What Lt. General Poznihir is quite eloquently stating is that the Operations Command of the Russian General Staff has concluded that the United States is preparing to launch a first strike nuclear attack against Russia and China.

These comments from a high-level Russian military leader are game-changing and, if it truly reflects the sentiments of Russia's military (and I can't imagine that it doesn't given the venue), should be cause for great concern.  It suggests that the Pentagon believes that it can garner an unconditional win a first-strike nuclear attack against Russia, an attack that Russia's military believes could occur at any time.  This possibility should have created great concern among America's politicians and mainstream media and should have been headline news on April 26th, 2017.

So, how much coverage did this story get?  Here's what Google turned up:
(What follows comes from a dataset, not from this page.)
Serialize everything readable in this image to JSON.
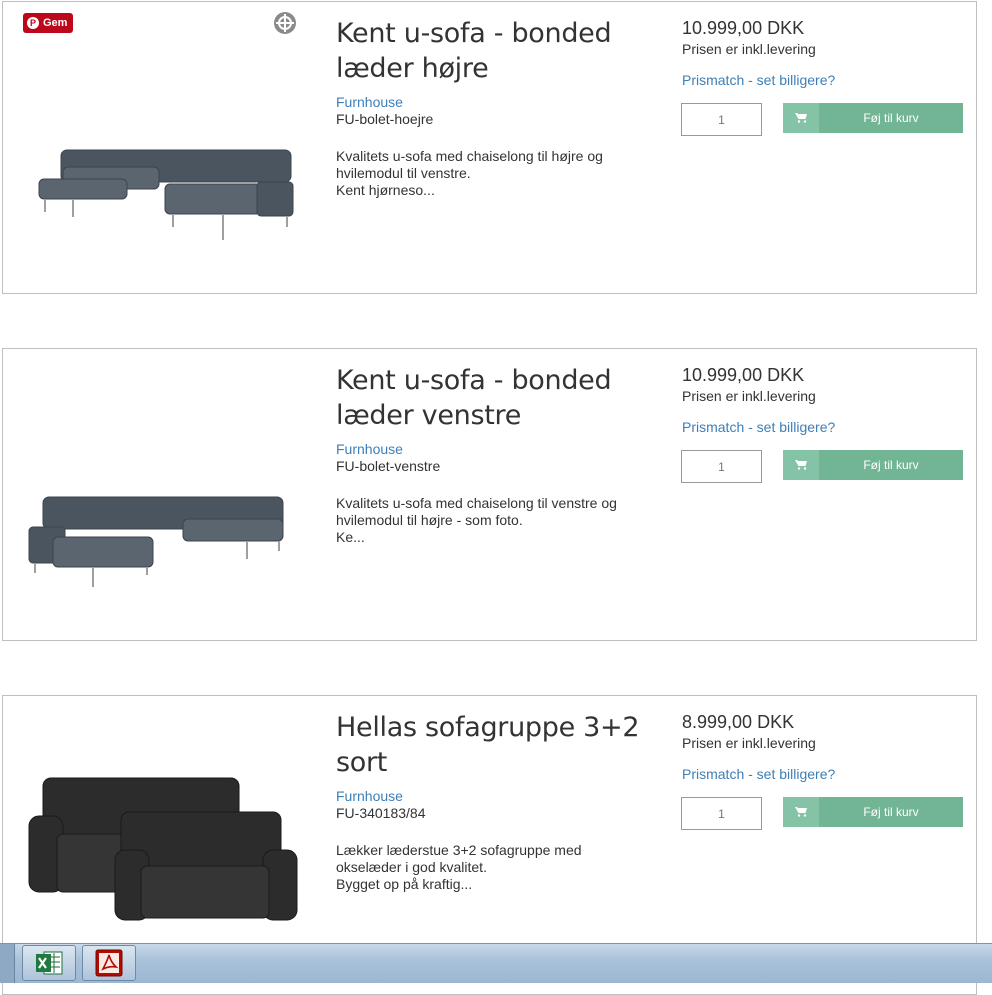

While Lt. General Poznihir's comments appeared on a handful of other sites, they were severely abbreviated, removing the impact of what he really said during his news briefing.  It also doesn't appear that these comments were addressed by any Member of Congress, the Oval Office or any politician anywhere in the Western world.

It is fascinating to see that the real media left this story totally untouched, likely because it doesn't fall into their narrative nor does it fit the narrative of the White House, Congress or the Deep State that they rely on for their "talking points". 

I'd like to close this posting with a link to the final scenes of the 1959 post-apocalyptic classic movie, On the Beach, from the novel by Nevil Shute.  I watched this movie recently and, as a Baby Boomer who lived through the coldest days of the Cold War Part One, its message is one that should be absorbed by all of those who can declare nuclear war on our behalf: